Remember when Bad Orange Man tried to make drugs cheaper?
At the time of writing, RT is the only major English-speaking outlet to report on this.
None of the others seem to have heard about it so far.
The Netherlands has ordered an Italian drug maker to cough up nearly 20 million euros ($23.58 million), after the pharma firm inflated the price of one of its medications by an eye-watering 30,000%.
In a decision issued on Monday, the Netherlands Authority for Consumers and Markets (ACM) said that the drug manufacturer, Leadiant, had charged “far too high a price” for a prescription medication used in the treatment of patients with a rare hereditary metabolic disorder known as cerebrotendinous xanthomatosis. Around sixty patients in the country suffer from the disorder, which requires life-long treatment, the ACM said in its statement.
The drug, chenodeoxycholic acid (CDCA), has been in existence for years and was marketed under a variety of names. In 2008, Leadiant acquired a CDCA-based drug from another manufacturer.

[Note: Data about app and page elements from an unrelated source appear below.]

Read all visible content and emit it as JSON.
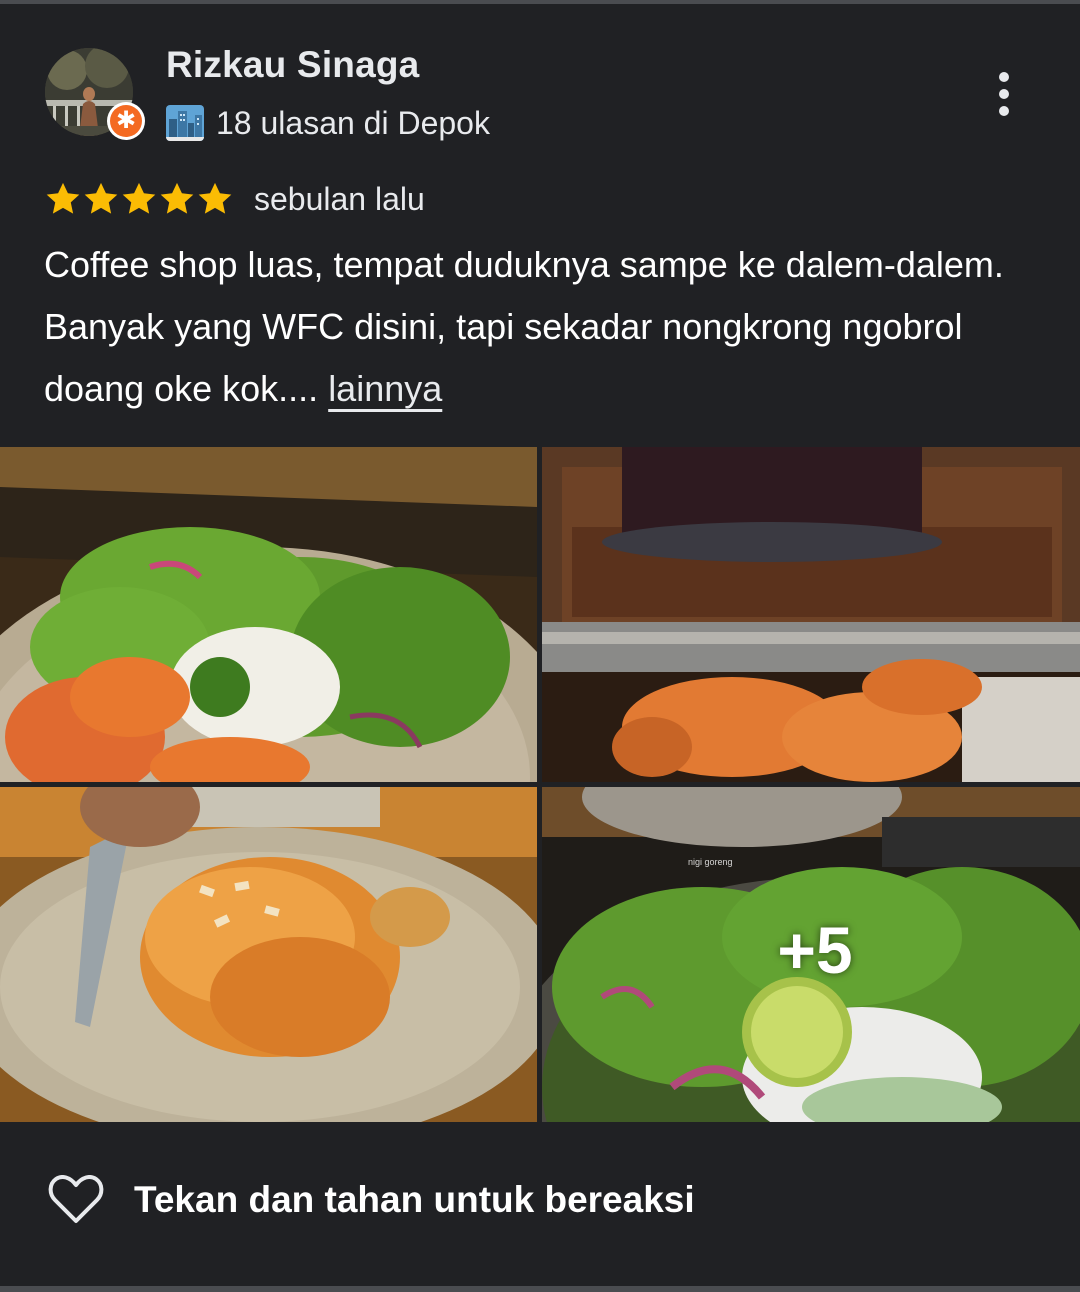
{
  "reviewer": {
    "name": "Rizkau Sinaga",
    "meta": "18 ulasan di Depok",
    "avatar_icon": "reviewer-avatar",
    "badge_icon": "local-guide-badge-icon",
    "badge_glyph": "✱",
    "meta_icon": "cityscape-icon"
  },
  "rating": {
    "stars": 5,
    "star_color": "#fbbc04",
    "date": "sebulan lalu"
  },
  "review": {
    "text": "Coffee shop luas, tempat duduknya sampe ke dalem-dalem. Banyak yang WFC disini, tapi sekadar nongkrong ngobrol doang oke kok.... ",
    "more_label": "lainnya"
  },
  "photos": {
    "items": [
      {
        "icon": "photo-rice-salad"
      },
      {
        "icon": "photo-cake-croissant-display"
      },
      {
        "icon": "photo-almond-croissant"
      },
      {
        "icon": "photo-rice-salad-lime"
      }
    ],
    "caption": "nigi goreng",
    "more_count": "+5"
  },
  "reaction": {
    "label": "Tekan dan tahan untuk bereaksi",
    "icon": "heart-outline-icon"
  },
  "colors": {
    "background": "#202124",
    "text": "#e8eaed",
    "badge": "#f46a22",
    "star": "#fbbc04"
  }
}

According to the ACM, at the time the maximum price in the Netherlands for the medication was 46 euros for a package of 100 capsules. A year later, the Italian pharma firm renamed the drug Xenbilox and hiked its price to 885 euros. The price increases continued as Leadiant began to monopolize the CDCA-based drug market in Europe. By 2017, the drug had a price tag of 14,000 euros – sending the cost skyrocketing 30,334% when compared to its 2008 price.

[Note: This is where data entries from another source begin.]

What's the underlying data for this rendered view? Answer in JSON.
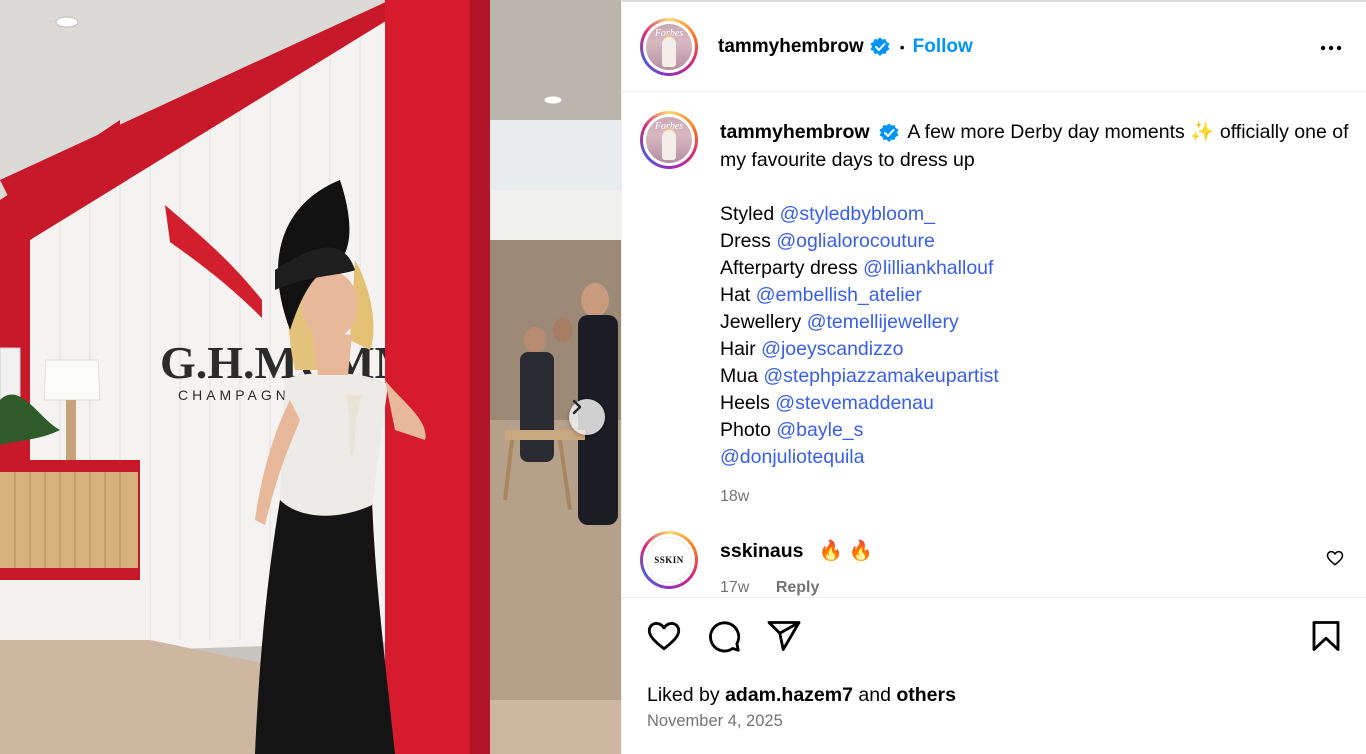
{
  "post": {
    "username": "tammyhembrow",
    "follow_label": "Follow",
    "separator": "•",
    "avatar_text": "Forbes"
  },
  "caption": {
    "username": "tammyhembrow",
    "text": "A few more Derby day moments ✨ officially one of my favourite days to dress up",
    "credits": [
      {
        "label": "Styled ",
        "mention": "@styledbybloom_"
      },
      {
        "label": "Dress ",
        "mention": "@oglialorocouture"
      },
      {
        "label": "Afterparty dress ",
        "mention": "@lilliankhallouf"
      },
      {
        "label": "Hat ",
        "mention": "@embellish_atelier"
      },
      {
        "label": "Jewellery ",
        "mention": "@temellijewellery"
      },
      {
        "label": "Hair ",
        "mention": "@joeyscandizzo"
      },
      {
        "label": "Mua ",
        "mention": "@stephpiazzamakeupartist"
      },
      {
        "label": "Heels ",
        "mention": "@stevemaddenau"
      },
      {
        "label": "Photo ",
        "mention": "@bayle_s"
      },
      {
        "label": "",
        "mention": "@donjuliotequila"
      }
    ],
    "time": "18w"
  },
  "comment": {
    "username": "sskinaus",
    "text": "🔥 🔥",
    "avatar_text": "SSKIN",
    "time": "17w",
    "reply_label": "Reply"
  },
  "photo_signage": {
    "brand": "G.H.MUMM",
    "sub": "CHAMPAGNE"
  },
  "likes": {
    "prefix": "Liked by ",
    "user": "adam.hazem7",
    "middle": " and ",
    "suffix": "others"
  },
  "date": "November 4, 2025",
  "icons": {
    "verified": "verified-badge-icon",
    "more": "more-options-icon",
    "like": "heart-icon",
    "comment": "comment-bubble-icon",
    "share": "paper-plane-icon",
    "save": "bookmark-icon",
    "next": "chevron-right-icon"
  },
  "colors": {
    "accent": "#0095f6",
    "mention": "#385fe8",
    "secondary_text": "#737373"
  }
}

The Dutch regulator imposed a fine of 19,569,500 euros on Leadiant, and condemned the company’s business practices.
“After a small, low-risk investment, Leadiant implemented a huge price increase for a drug that had already existed for years. In this case, there was no innovation at all. We consider this to be a very serious violation,” Martijn Snoep, head of the ACM, said.
It’s almost like there’s a serious problem with the entire patent system, which needs to be adjusted for the modern age.
Or, perhaps, the entire concepts of patent, copyright, and “intellectual property” simply need to be abolished outright?
We all know the arguments in support of these legal fictions, but do most people know the arguments against them?
If we want society to be different than it is now, we should ask why society is like it is now.
Of course, the short answer is “the Jews” – but it is more complicated than that.